Assistant Director, David McCray, spoke about his experience working with kids like Annie, Margie, and Talisha:“The kids I’ve worked with use the same language, but it is not intended to be offensive. I, an African-American male myself, know the difference between them cursing at you and them cursing because it is part of their speech.” Some hesitation existed, when CSU considered to produce Milk Like Sugar, due to the script and its representation of African-Americans.
Reeves explained, “I needed to protect our image; I wanted us to see them as humans, not caricatures.” With that statement, she began revealing her thoughts about African ancestors and that the beat of African drums signify that, “we come from kings and queens.” It was her mission to show beauty in “Milk Like Sugar” as she relayed the message to her all-black cast who were reluctant to perform the play at first, due to its representation.
CSU’s adaptation of “Milk Like Sugar” found beauty in the stars. Malik (Will Oliver) was fascinated by the constellations in the sky. Annie had romantic interest in him, and he had aspirations of going to college to escape an oppressed environment. Though he liked Annie, he wished for her to find value in life the same way he did. He did not agree with the idea of being the father of Annie’s child and felt pressured to settle down without establishing who he was as an individual.

Malik(Will Oliver) and Annie exchange their secret handshake. Photo by Melissa Areiza.

Like Malik, Oliver explained how important it was to establish himself. He spoke of being put into a box in numerous CSU plays that had little to no diversity. He believed it was his mission to show diversity in playing Malik, he desired to show a young African-American man who attempted to better himself. Oliver aspired to solidify his voice as an actor. He stated, “There are more of us coming, and we will not be ignored.”
The play portrayed generational curses in the African-American community. For instance, Talisha found affirmation in a cell phone given to her by her abusive boyfriend, who was a grown man. She found love in the things he bought her, but disliked the way he treated her. Talisha looked for her worth in men due to lack of love from her father.
Moreover, Annie’s mother, Myrna (Debrinja Watts) was a mother who ignored Annie’s emotional needs because of work demands. Myrna became pregnant her junior year of high school, and she was not supported by her family. Though she has a love for writing and it was a vital part of her work, she was illiterate and wasn’t equipped with educational resources. She became irate when Annie challenged her lack of knowledge and kicked Annie out of the house later in the play. The mother and daughter dynamic depicted a mother punishing her younger self through Annie. Hence, the generational curse repeating itself.

Annie and her mother Myrna (Debrinja Watts) speak in their home. Photo by Melissa Areiza.

The play ended with Annie and Malik outside. Malik is seen with a shaul, a buttoned up white collared shirt, and black pants. Annie, now pregnant by Antowine (Robert Trammell) gifted Malik a repaired telescope she broke earlier in the play.

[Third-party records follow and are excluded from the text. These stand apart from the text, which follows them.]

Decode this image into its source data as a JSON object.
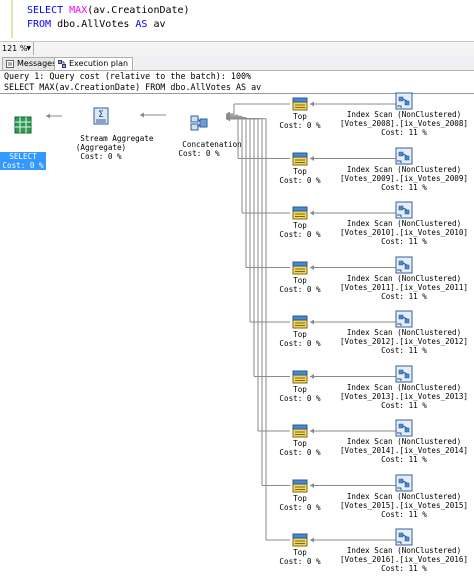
{
  "editor": {
    "line1": {
      "kw": "SELECT",
      "fn": "MAX",
      "rest": "(av.CreationDate)"
    },
    "line2": {
      "kw1": "FROM",
      "mid": " dbo.AllVotes ",
      "kw2": "AS",
      "rest": " av"
    }
  },
  "zoom": {
    "value": "121 %"
  },
  "tabs": [
    {
      "label": "Messages",
      "icon": "messages-icon",
      "active": false
    },
    {
      "label": "Execution plan",
      "icon": "execution-plan-icon",
      "active": true
    }
  ],
  "plan": {
    "header_line1": "Query 1: Query cost (relative to the batch): 100%",
    "header_line2": "SELECT MAX(av.CreationDate) FROM dbo.AllVotes AS av",
    "select": {
      "name": "SELECT",
      "cost": "Cost: 0 %"
    },
    "stream_aggregate": {
      "name": "Stream Aggregate",
      "sub": "(Aggregate)",
      "cost": "Cost: 0 %"
    },
    "concatenation": {
      "name": "Concatenation",
      "cost": "Cost: 0 %"
    },
    "branches": [
      {
        "top_name": "Top",
        "top_cost": "Cost: 0 %",
        "scan_name": "Index Scan (NonClustered)",
        "scan_obj": "[Votes_2008].[ix_Votes_2008]",
        "scan_cost": "Cost: 11 %"
      },
      {
        "top_name": "Top",
        "top_cost": "Cost: 0 %",
        "scan_name": "Index Scan (NonClustered)",
        "scan_obj": "[Votes_2009].[ix_Votes_2009]",
        "scan_cost": "Cost: 11 %"
      },
      {
        "top_name": "Top",
        "top_cost": "Cost: 0 %",
        "scan_name": "Index Scan (NonClustered)",
        "scan_obj": "[Votes_2010].[ix_Votes_2010]",
        "scan_cost": "Cost: 11 %"
      },
      {
        "top_name": "Top",
        "top_cost": "Cost: 0 %",
        "scan_name": "Index Scan (NonClustered)",
        "scan_obj": "[Votes_2011].[ix_Votes_2011]",
        "scan_cost": "Cost: 11 %"
      },
      {
        "top_name": "Top",
        "top_cost": "Cost: 0 %",
        "scan_name": "Index Scan (NonClustered)",
        "scan_obj": "[Votes_2012].[ix_Votes_2012]",
        "scan_cost": "Cost: 11 %"
      },
      {
        "top_name": "Top",
        "top_cost": "Cost: 0 %",
        "scan_name": "Index Scan (NonClustered)",
        "scan_obj": "[Votes_2013].[ix_Votes_2013]",
        "scan_cost": "Cost: 11 %"
      },
      {
        "top_name": "Top",
        "top_cost": "Cost: 0 %",
        "scan_name": "Index Scan (NonClustered)",
        "scan_obj": "[Votes_2014].[ix_Votes_2014]",
        "scan_cost": "Cost: 11 %"
      },
      {
        "top_name": "Top",
        "top_cost": "Cost: 0 %",
        "scan_name": "Index Scan (NonClustered)",
        "scan_obj": "[Votes_2015].[ix_Votes_2015]",
        "scan_cost": "Cost: 11 %"
      },
      {
        "top_name": "Top",
        "top_cost": "Cost: 0 %",
        "scan_name": "Index Scan (NonClustered)",
        "scan_obj": "[Votes_2016].[ix_Votes_2016]",
        "scan_cost": "Cost: 11 %"
      }
    ]
  },
  "colors": {
    "keyword": "#0000ff",
    "function": "#ff00ff",
    "selected": "#3399ff"
  }
}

He graduated from high school and acquired a scholarship to college, but Annie, discouraged more than ever, felt hopeless in her situation.
When Malik goes to leave for college, Annie says she remembered one thing about his graduation speech that inspired her: “The milk like sugar boxes on our cabinet shelves, it’s not even real milk. It’s powdered milk that looks like sugar given to us by our government. We consume it like it’s supposed to be good for us, like we are happy, but it’s rotting our insides. It’s bad for us, but we accept it like it’s good.”
The voice of Annie’s African ancestor appeared again as the all-black cast emerged and looked towards the sky. The poetic nature of the play reiterated hope and strength in the African-American community.